Reproduction, birth and women’s health in the 19th century shaped the practice of obstetrics today. One of the biggest changes with wide-reaching consequences has to do with anesthesia, and the use of ether and chloroform to kill pain but also to render the laboring mother unconscious.
Why has the use of anesthetics in labor changed so radically in each succeeding generation?
Jacqueline Wolf, professor of the history of medicine at Ohio University, will provide insight Nov. 19 at 6 p.m. in the Dittrick Museum of Medical History’s Zverina Room, during a lecture titled “From Ether to Epidural: Obstetric Anesthesia in Historic, Medical, and Social Context.”
Wolf explored this topic her book, Deliver Me from Pain: Anesthesia and Birth in America (2009). During her lecture, she will share her more recent insights into this intriguing medical conundrum.
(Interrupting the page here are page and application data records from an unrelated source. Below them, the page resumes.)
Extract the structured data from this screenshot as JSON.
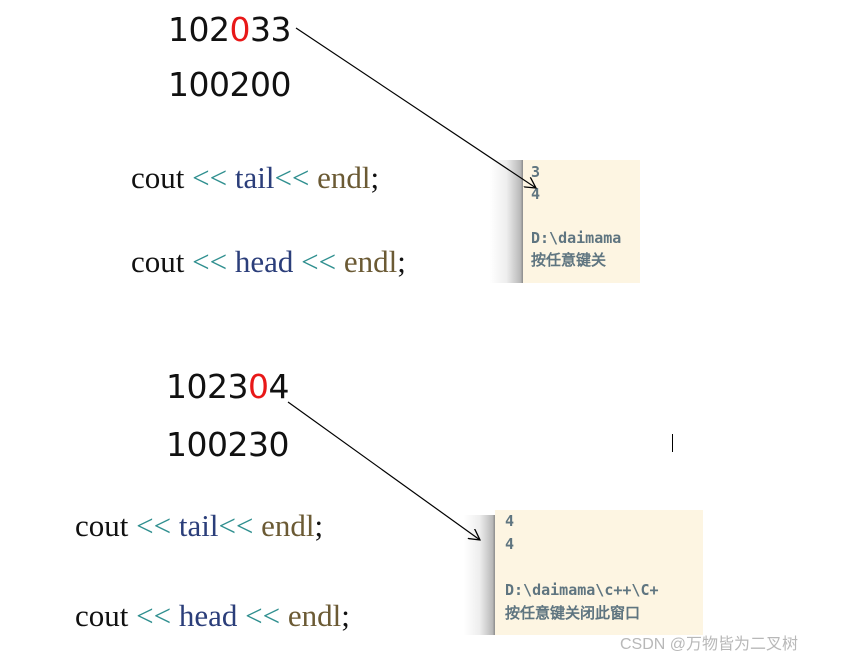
{
  "example1": {
    "number_top": {
      "before": "102",
      "highlight": "0",
      "after": "33"
    },
    "number_bottom": "100200",
    "code": [
      {
        "cout": "cout",
        "op1": "<<",
        "var": "tail",
        "op2": "<<",
        "endl": "endl",
        "semi": ";"
      },
      {
        "cout": "cout",
        "op1": "<<",
        "var": "head",
        "op2": "<<",
        "endl": "endl",
        "semi": ";"
      }
    ],
    "console": [
      "3",
      "4",
      "",
      "D:\\daimama",
      "按任意键关"
    ]
  },
  "example2": {
    "number_top": {
      "before": "1023",
      "highlight": "0",
      "after": "4"
    },
    "number_bottom": "100230",
    "code": [
      {
        "cout": "cout",
        "op1": "<<",
        "var": "tail",
        "op2": "<<",
        "endl": "endl",
        "semi": ";"
      },
      {
        "cout": "cout",
        "op1": "<<",
        "var": "head",
        "op2": "<<",
        "endl": "endl",
        "semi": ";"
      }
    ],
    "console": [
      "4",
      "4",
      "",
      "D:\\daimama\\c++\\C+",
      "按任意键关闭此窗口"
    ]
  },
  "watermark": "CSDN @万物皆为二叉树",
  "colors": {
    "highlight": "#e81818",
    "operator": "#2f8f8f",
    "variable": "#2b3e7a",
    "endl": "#6b5a34",
    "console_bg": "#fdf5e2",
    "console_text": "#5f7580"
  }
}
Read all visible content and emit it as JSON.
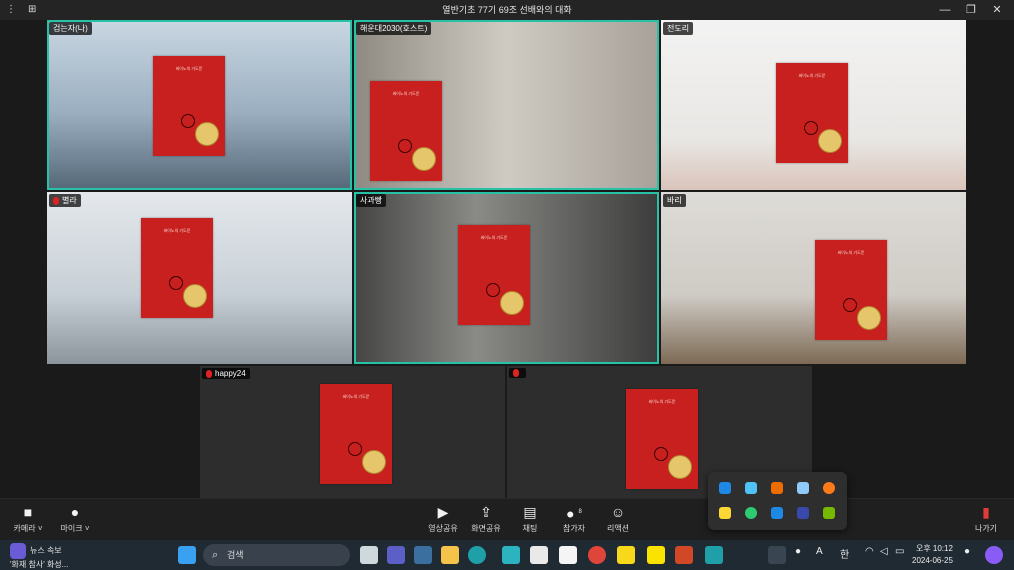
{
  "window": {
    "title": "열반기초 77기 69조 선배와의 대화"
  },
  "participants": [
    {
      "name": "검는자(나)",
      "active": true,
      "muted": false,
      "book": {
        "title": "싸이노의 기도문",
        "seal": "1000만 부 기념 개정 증보판"
      }
    },
    {
      "name": "해운대2030(호스트)",
      "active": true,
      "muted": false,
      "book": {
        "title": "싸이노의 기도문",
        "seal": "1000만 부 기념 개정 증보판"
      }
    },
    {
      "name": "전도리",
      "active": false,
      "muted": false,
      "book": {
        "title": "싸이노의 기도문",
        "seal": "1000만 부 기념 개정 증보판"
      }
    },
    {
      "name": "별라",
      "active": false,
      "muted": true,
      "book": {
        "title": "싸이노의 기도문",
        "seal": "1000만 부 기념 개정 증보판"
      }
    },
    {
      "name": "사과빵",
      "active": true,
      "muted": false,
      "book": {
        "title": "싸이노의 기도문",
        "seal": "1000만 부 기념 개정 증보판"
      }
    },
    {
      "name": "바리",
      "active": false,
      "muted": false,
      "book": {
        "title": "싸이노의 기도문",
        "seal": "1000만 부 기념 개정 증보판"
      }
    },
    {
      "name": "happy24",
      "active": false,
      "muted": true,
      "book": {
        "title": "싸이노의 기도문",
        "seal": "1000만 부 기념 개정 증보판"
      }
    },
    {
      "name": "",
      "active": false,
      "muted": true,
      "book": {
        "title": "싸이노의 기도문",
        "seal": "1000만 부 기념 개정 증보판"
      }
    }
  ],
  "toolbar": {
    "camera": "카메라",
    "mic": "마이크",
    "video_share": "영상공유",
    "screen_share": "화면공유",
    "chat": "채팅",
    "participants": "참가자",
    "participants_count": "8",
    "reactions": "리액션",
    "leave": "나가기"
  },
  "taskbar": {
    "news_title": "뉴스 속보",
    "news_sub": "'화재 참사' 화성...",
    "news_badge": "1",
    "search_placeholder": "검색",
    "ime": "A",
    "lang": "한",
    "time": "오후 10:12",
    "date": "2024-06-25"
  }
}
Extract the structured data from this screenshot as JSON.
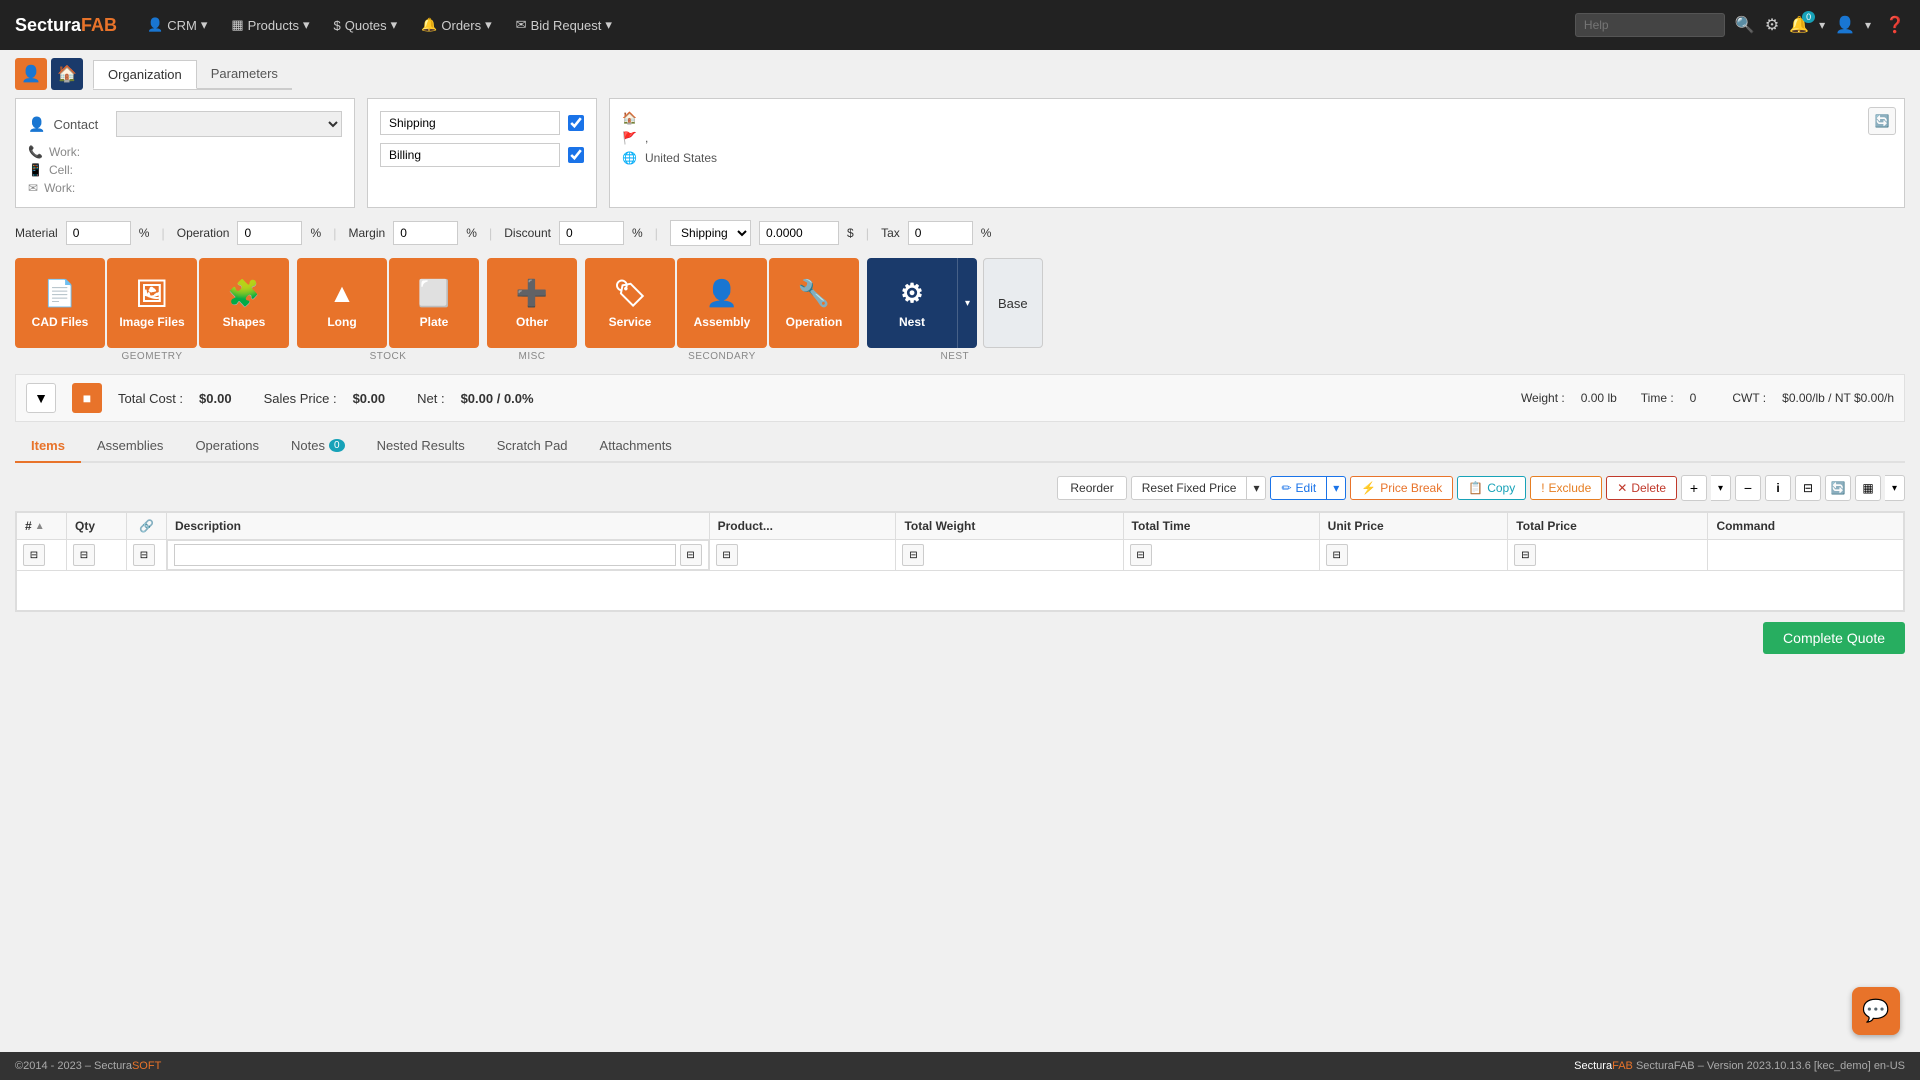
{
  "app": {
    "brand_sectura": "Sectura",
    "brand_fab": "FAB",
    "title": "SecturaFAB"
  },
  "nav": {
    "items": [
      {
        "id": "crm",
        "label": "CRM",
        "icon": "👤",
        "hasDropdown": true
      },
      {
        "id": "products",
        "label": "Products",
        "icon": "▦",
        "hasDropdown": true
      },
      {
        "id": "quotes",
        "label": "Quotes",
        "icon": "$",
        "hasDropdown": true
      },
      {
        "id": "orders",
        "label": "Orders",
        "icon": "🔔",
        "hasDropdown": true
      },
      {
        "id": "bid-request",
        "label": "Bid Request",
        "icon": "✉",
        "hasDropdown": true
      }
    ],
    "help_placeholder": "Help",
    "notifications_count": "0"
  },
  "tabs": {
    "items": [
      {
        "id": "organization",
        "label": "Organization"
      },
      {
        "id": "parameters",
        "label": "Parameters"
      }
    ]
  },
  "contact": {
    "label": "Contact",
    "work_label": "Work:",
    "cell_label": "Cell:",
    "email_label": "Work:"
  },
  "address": {
    "shipping_label": "Shipping",
    "billing_label": "Billing",
    "country": "United States"
  },
  "calc": {
    "material_label": "Material",
    "material_value": "0",
    "material_suffix": "%",
    "operation_label": "Operation",
    "operation_value": "0",
    "operation_suffix": "%",
    "margin_label": "Margin",
    "margin_value": "0",
    "margin_suffix": "%",
    "discount_label": "Discount",
    "discount_value": "0",
    "discount_suffix": "%",
    "shipping_label": "Shipping",
    "shipping_value": "0.0000",
    "shipping_suffix": "$",
    "tax_label": "Tax",
    "tax_value": "0",
    "tax_suffix": "%"
  },
  "buttons": {
    "cad_files": "CAD Files",
    "image_files": "Image Files",
    "shapes": "Shapes",
    "long": "Long",
    "plate": "Plate",
    "other": "Other",
    "service": "Service",
    "assembly": "Assembly",
    "operation": "Operation",
    "nest": "Nest",
    "base": "Base"
  },
  "groups": {
    "geometry": "GEOMETRY",
    "stock": "STOCK",
    "misc": "MISC",
    "secondary": "SECONDARY",
    "nest": "NEST"
  },
  "cost": {
    "total_cost_label": "Total Cost :",
    "total_cost_value": "$0.00",
    "sales_price_label": "Sales Price :",
    "sales_price_value": "$0.00",
    "net_label": "Net :",
    "net_value": "$0.00 / 0.0%",
    "weight_label": "Weight :",
    "weight_value": "0.00 lb",
    "time_label": "Time :",
    "time_value": "0",
    "cwt_label": "CWT :",
    "cwt_value": "$0.00/lb / NT $0.00/h"
  },
  "sub_tabs": {
    "items": [
      {
        "id": "items",
        "label": "Items",
        "active": true
      },
      {
        "id": "assemblies",
        "label": "Assemblies"
      },
      {
        "id": "operations",
        "label": "Operations"
      },
      {
        "id": "notes",
        "label": "Notes",
        "badge": "0"
      },
      {
        "id": "nested-results",
        "label": "Nested Results"
      },
      {
        "id": "scratch-pad",
        "label": "Scratch Pad"
      },
      {
        "id": "attachments",
        "label": "Attachments"
      }
    ]
  },
  "toolbar": {
    "reorder": "Reorder",
    "reset_fixed_price": "Reset Fixed Price",
    "edit": "Edit",
    "price_break": "Price Break",
    "copy": "Copy",
    "exclude": "Exclude",
    "delete": "Delete"
  },
  "table": {
    "columns": [
      {
        "id": "num",
        "label": "#"
      },
      {
        "id": "qty",
        "label": "Qty"
      },
      {
        "id": "link",
        "label": ""
      },
      {
        "id": "description",
        "label": "Description"
      },
      {
        "id": "product",
        "label": "Product..."
      },
      {
        "id": "total_weight",
        "label": "Total Weight"
      },
      {
        "id": "total_time",
        "label": "Total Time"
      },
      {
        "id": "unit_price",
        "label": "Unit Price"
      },
      {
        "id": "total_price",
        "label": "Total Price"
      },
      {
        "id": "command",
        "label": "Command"
      }
    ]
  },
  "complete_quote_btn": "Complete Quote",
  "footer": {
    "copyright": "©2014 - 2023 - Sectura",
    "soft": "SOFT",
    "version_info": "SecturaFAB – Version 2023.10.13.6 [kec_demo] en-US"
  }
}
The lecture will celebrate the completion of “Childbirth in America, 1840-1940,” a permanent exhibition in the main Dittrick Museum gallery, researched and curated by Catherine Osborn in collaboration with Jim Edmonson and Anna Claspy.